Thirty volunteers had the long finger of each hand along with one of their small fingers anesthetized with one of the above agents, respectively. The local anesthetic agent to be used in each finger was randomized. A double-blind design was used. Volunteers reported the time that each of their fingers returned to normal sensation at the tip. An analysis of variance was used to detect significant differences among the three groups, and subsequent pair-wise comparisons were performed using post hoc Tukey tests.
The mean duration of anesthesia was as follows: 0.5% bupivacaine, 24.9 hours; 2% lidocaine with epinephrine (1:100,000), 10.4 hours; and 2% lidocaine, 4.9 hours. In both the Bonferroni and Tukey tests, all three agents provided significantly different durations of digital nerve blockade (p = 0.01).
At an average of 24.9 hours, bupivacaine (0.5%) provides a significantly longer digital anesthesia time than the average 10.4 hours achieved by 2% lidocaine with epinephrine (1:100,000), which in turn provides twice as long an anesthesia time as 2% lidocaine (average, 4.9 hours).
Halifax, Nova Scotia, and Saint John, New Brunswick, Canada
From the Division of Plastic Surgery, Dalhousie University.
Received for publication March 25, 2005; accepted May 13, 2005.
Presented at the American Association for Hand Surgery meeting, in Tucson, Arizona, January 12, 2006.

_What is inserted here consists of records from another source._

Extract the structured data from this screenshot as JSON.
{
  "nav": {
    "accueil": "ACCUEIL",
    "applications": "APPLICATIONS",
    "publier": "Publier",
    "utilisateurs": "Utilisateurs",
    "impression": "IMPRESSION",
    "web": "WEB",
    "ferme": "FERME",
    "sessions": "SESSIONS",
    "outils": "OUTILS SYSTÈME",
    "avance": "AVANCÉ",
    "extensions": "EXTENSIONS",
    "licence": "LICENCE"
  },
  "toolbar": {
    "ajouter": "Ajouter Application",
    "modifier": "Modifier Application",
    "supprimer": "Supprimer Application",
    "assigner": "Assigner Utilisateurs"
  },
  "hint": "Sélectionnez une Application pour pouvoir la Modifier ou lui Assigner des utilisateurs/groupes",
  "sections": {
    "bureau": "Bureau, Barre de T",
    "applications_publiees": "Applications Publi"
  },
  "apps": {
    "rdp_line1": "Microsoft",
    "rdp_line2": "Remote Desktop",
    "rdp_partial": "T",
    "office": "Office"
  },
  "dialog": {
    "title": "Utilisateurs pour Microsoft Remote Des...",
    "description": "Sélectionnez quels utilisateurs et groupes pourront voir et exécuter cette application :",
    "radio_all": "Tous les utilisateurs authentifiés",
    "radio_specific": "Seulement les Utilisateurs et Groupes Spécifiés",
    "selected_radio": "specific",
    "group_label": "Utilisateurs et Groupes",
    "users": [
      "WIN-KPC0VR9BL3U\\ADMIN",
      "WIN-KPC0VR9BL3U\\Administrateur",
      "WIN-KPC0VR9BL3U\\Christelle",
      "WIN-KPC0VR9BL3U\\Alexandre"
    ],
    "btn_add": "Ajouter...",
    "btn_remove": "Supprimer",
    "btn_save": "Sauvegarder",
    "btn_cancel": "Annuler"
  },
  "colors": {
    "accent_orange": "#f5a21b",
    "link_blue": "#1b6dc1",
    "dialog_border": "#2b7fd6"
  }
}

Donald H. Lalonde, M.D.; Saint John Regional Hospital; 3D North 400 University Avenue; P.O. Box 2100; Saint John, New Brunswick E2L 4L2, Canada; firstname.lastname@example.org